Is Shara Worden the female Peter Gabriel? Consider: her songs are serious and meticulously put together, but also quirky and fun. In concert, she loves costumes and wry theatrics. And she’s an accomplished composer of indie classical music. Then there’s the matter of that exquisite voice (Worden also gets props for teaching Elisa Flynn – one of the best folk noir songwriters of recent years – how to unleash a similarly luminous voice). Worden and her kinetic, woodwind-driven art-rock band My Brightest Diamond have a new album, This Is My Hand – streaming at NPR – and a monster world tour coming up, with a stop at Bowery Ballroom on Sept 25 at 9. Advance tix are $20 and very highly recommended.
.While the album traces the arc of a doomed romance, the music is usually anything but gloomy. Worden may be best known as a singer, but she’s an elite songwriter, the songs here veering between seamlessly polished, new wave-inflected pop and gusty art-rock. Flurries of marching band drum rudiments, punchy horn charts and bubbly woodwind flourishes punctuate Worden’s pensive yet kinetic tunesmithing.
She channels her inner soul sister on the album’s opening track, Pressure, an emphatically bouncy tune that contrasts tinkly keys with a bluesy synth bassline, rising to an unexpected ending. With a playfulness that brings to mind Nicole Atkins, Before the Words is sort of a triumph of the organic over the techy and cheesy, the orchestra mounting a sneak attack on the woozy keybs and eventually taking over.
Worden’s ripe, wounded vocals and imagistic lyrics bring to mind another great art-rocker, Serena Jost, on the title track: after a rousing orchestral coda, the way that Worden backs off just a hair when she gets to the song’s punchline will give you goosebumps. On the trickly rhythmic, new wave-ish Lover Killer, Worden hitches an ominous lyric to perky brass and a funky rhythm section that gets funkier as it goes along.
A mashup of Philly soul and indie classical, I Am Not the Bad Guy is the album’s most minimalist number: midway through, she runs her vocals through a watery Leslie speaker effect for extra menace. The contrasts continue throughout Looking At the Sun, knottily kinetic verse paired off with a soaring, lush chorus, the music perfectly matching the push-pull tension of Worden’s lyrics. The album’s longest song, Shape is a kaleidoscope of polyrhythms, keys and vocal overdubs: “You never know how I may appear, first time unlike the wind, next time like a storm,” warns Worden. “I know prismatic!” is the tag out of the chorus – and does she ever!

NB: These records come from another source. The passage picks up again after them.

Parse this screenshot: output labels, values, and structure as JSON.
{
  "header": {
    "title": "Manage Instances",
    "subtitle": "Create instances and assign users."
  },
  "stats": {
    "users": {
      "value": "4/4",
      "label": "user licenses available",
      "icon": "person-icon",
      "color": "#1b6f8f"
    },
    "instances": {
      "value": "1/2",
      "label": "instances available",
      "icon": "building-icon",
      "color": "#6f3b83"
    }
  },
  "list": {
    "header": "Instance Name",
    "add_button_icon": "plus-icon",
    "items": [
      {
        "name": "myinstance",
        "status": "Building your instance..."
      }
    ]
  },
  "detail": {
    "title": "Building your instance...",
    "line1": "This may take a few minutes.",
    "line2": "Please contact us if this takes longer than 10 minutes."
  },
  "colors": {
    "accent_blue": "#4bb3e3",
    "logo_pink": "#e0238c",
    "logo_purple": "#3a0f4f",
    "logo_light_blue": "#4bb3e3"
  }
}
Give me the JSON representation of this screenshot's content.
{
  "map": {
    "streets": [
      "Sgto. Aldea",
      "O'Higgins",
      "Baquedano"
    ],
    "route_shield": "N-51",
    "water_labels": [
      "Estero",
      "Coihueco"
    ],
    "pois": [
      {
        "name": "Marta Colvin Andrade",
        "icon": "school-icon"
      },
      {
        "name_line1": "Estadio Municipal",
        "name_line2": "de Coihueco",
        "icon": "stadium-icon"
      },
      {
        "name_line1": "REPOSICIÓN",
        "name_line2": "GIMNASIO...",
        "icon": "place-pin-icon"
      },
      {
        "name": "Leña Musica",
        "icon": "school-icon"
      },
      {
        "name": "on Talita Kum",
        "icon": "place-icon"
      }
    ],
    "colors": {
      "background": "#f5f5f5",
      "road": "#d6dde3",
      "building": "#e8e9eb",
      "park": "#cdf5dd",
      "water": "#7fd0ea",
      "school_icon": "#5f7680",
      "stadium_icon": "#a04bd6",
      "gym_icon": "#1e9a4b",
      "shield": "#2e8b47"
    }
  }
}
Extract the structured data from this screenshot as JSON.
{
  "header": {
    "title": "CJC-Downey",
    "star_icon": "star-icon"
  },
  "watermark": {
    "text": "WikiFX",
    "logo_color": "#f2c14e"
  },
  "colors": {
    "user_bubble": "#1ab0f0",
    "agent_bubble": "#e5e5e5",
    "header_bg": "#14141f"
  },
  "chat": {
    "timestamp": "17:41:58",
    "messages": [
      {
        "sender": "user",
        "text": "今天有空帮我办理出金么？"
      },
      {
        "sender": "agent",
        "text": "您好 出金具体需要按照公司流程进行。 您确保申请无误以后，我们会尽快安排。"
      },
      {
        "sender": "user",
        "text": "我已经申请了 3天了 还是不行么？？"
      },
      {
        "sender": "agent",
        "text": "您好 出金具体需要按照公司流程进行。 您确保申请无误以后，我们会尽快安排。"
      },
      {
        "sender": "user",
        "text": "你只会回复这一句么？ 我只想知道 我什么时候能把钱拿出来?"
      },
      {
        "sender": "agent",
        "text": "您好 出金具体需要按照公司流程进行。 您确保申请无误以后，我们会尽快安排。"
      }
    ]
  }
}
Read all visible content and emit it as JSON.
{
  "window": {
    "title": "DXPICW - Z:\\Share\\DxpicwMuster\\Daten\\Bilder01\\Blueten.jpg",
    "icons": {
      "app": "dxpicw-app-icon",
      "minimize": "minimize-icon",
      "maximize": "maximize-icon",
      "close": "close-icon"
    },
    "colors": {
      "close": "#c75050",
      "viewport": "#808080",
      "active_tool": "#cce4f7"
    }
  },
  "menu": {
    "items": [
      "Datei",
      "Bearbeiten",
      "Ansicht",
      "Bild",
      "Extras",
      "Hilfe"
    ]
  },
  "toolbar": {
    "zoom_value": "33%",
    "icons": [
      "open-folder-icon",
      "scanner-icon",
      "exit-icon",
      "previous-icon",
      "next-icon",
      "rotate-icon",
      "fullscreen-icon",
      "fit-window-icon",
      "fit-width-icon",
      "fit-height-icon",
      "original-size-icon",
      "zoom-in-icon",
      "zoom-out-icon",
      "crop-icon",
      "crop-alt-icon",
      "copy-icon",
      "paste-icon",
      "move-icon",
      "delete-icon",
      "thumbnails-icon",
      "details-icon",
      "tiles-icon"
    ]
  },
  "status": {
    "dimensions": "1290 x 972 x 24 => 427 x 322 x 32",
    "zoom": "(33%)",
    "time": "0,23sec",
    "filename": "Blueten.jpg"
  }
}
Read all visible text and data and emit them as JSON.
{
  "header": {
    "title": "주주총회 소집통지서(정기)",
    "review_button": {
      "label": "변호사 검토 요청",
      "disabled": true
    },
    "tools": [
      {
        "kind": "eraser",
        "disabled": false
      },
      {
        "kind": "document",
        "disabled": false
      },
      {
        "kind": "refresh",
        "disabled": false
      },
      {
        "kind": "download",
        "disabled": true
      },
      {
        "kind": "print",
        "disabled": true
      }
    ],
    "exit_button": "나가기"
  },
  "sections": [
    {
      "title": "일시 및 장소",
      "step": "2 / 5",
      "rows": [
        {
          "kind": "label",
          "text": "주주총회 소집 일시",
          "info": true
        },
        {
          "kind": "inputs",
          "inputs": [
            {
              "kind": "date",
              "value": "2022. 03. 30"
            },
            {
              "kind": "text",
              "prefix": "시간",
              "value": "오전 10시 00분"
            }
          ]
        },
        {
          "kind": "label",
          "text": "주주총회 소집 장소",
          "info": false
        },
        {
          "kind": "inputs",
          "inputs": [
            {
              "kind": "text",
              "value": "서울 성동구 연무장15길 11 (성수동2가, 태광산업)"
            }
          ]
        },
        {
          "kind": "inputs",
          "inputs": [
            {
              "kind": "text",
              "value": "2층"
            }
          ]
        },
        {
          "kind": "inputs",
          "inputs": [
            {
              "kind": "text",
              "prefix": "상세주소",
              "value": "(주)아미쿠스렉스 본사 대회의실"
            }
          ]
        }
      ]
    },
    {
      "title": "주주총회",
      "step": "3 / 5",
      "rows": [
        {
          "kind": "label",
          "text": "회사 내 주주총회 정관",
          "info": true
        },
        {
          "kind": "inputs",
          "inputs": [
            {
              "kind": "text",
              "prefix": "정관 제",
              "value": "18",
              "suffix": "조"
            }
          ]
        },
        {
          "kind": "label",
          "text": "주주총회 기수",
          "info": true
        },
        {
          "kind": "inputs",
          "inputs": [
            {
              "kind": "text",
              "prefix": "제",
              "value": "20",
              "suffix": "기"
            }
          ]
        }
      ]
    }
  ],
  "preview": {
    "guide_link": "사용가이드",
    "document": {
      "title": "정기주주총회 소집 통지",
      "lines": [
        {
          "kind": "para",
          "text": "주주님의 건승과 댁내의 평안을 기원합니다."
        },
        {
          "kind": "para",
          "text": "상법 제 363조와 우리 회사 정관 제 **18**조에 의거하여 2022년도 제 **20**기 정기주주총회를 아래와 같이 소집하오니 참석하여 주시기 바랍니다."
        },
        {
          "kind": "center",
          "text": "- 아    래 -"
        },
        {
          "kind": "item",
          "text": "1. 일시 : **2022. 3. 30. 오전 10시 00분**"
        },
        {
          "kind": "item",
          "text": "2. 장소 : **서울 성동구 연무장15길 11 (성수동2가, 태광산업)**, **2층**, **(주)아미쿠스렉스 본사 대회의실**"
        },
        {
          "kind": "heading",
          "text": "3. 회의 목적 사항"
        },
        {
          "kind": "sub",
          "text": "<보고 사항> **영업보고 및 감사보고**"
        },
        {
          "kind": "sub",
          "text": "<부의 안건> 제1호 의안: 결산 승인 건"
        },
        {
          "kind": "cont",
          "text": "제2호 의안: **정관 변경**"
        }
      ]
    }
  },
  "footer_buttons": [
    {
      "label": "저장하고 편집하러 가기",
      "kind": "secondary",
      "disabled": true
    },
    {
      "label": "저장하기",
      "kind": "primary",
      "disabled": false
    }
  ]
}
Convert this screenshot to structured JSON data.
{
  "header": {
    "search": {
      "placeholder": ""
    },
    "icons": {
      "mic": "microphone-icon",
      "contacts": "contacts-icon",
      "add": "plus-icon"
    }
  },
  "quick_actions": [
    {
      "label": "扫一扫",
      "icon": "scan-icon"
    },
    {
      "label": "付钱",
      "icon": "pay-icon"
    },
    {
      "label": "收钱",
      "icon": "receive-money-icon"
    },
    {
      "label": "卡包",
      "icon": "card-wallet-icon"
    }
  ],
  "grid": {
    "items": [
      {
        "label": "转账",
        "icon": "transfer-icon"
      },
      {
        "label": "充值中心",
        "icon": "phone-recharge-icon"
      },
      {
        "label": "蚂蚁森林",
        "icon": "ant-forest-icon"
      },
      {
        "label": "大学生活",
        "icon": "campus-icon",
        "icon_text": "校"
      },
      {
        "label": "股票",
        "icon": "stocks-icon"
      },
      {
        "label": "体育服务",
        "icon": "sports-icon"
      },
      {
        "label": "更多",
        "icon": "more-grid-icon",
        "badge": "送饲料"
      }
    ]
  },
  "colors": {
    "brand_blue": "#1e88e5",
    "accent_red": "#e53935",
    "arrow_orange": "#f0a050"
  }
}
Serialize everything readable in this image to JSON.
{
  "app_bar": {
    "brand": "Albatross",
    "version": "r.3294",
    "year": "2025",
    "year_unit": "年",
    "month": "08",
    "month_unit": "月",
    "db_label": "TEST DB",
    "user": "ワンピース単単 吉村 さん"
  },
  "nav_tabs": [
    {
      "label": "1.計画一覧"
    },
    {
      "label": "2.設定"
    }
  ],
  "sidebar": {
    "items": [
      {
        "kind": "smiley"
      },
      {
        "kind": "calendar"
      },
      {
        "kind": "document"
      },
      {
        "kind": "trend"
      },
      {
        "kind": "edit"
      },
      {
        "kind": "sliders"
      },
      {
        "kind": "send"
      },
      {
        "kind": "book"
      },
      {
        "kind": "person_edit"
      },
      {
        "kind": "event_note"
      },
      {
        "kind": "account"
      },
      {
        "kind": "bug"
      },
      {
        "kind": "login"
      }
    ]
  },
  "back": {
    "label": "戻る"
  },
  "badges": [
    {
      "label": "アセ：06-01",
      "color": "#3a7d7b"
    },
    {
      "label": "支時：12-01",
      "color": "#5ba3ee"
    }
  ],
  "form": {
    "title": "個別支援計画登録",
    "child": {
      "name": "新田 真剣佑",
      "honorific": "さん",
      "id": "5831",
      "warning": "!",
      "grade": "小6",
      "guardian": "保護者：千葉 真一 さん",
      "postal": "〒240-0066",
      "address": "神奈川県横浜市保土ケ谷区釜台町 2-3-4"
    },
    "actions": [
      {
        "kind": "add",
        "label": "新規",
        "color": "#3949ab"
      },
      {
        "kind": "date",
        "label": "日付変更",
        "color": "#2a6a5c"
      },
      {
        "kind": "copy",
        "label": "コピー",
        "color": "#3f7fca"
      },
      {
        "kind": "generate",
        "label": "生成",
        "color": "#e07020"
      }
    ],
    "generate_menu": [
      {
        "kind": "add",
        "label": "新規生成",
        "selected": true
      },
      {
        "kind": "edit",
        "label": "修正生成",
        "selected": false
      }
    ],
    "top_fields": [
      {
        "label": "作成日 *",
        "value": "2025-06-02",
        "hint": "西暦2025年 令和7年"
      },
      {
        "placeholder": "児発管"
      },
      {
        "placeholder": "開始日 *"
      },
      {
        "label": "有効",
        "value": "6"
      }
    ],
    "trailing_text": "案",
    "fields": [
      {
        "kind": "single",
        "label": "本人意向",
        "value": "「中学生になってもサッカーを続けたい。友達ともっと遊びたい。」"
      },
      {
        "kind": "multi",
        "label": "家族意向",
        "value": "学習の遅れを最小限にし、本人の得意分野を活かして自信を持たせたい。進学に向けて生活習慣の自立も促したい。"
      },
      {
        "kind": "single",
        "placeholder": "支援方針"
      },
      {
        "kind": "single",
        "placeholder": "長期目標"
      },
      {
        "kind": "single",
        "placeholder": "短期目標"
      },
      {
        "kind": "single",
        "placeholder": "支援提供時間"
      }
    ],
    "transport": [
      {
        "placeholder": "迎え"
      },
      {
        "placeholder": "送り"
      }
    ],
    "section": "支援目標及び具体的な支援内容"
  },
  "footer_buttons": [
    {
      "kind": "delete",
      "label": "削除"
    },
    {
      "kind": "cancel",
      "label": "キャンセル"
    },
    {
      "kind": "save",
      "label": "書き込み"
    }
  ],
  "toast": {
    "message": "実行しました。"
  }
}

So Easy brings to mind glossy 80s pop bands like ABC, juxtaposing echoey electric piano, chilly string synths and a dancing pulse against Worden’s angst-fueled narrative. Resonance sounds like an artsy update on a well-worn Soft Cell theme, with more tricky rhythms, big orchestral swells and layers of vocal harmonies. The album ends with its darkest, most ethereal song, Apparition: “You were a spoiled child, your careless hand is dropping,” Worden accuses. “The leaves will smoke with perfumed stars.” It’s a powerful payoff, considering all the angst that’s been building up to it.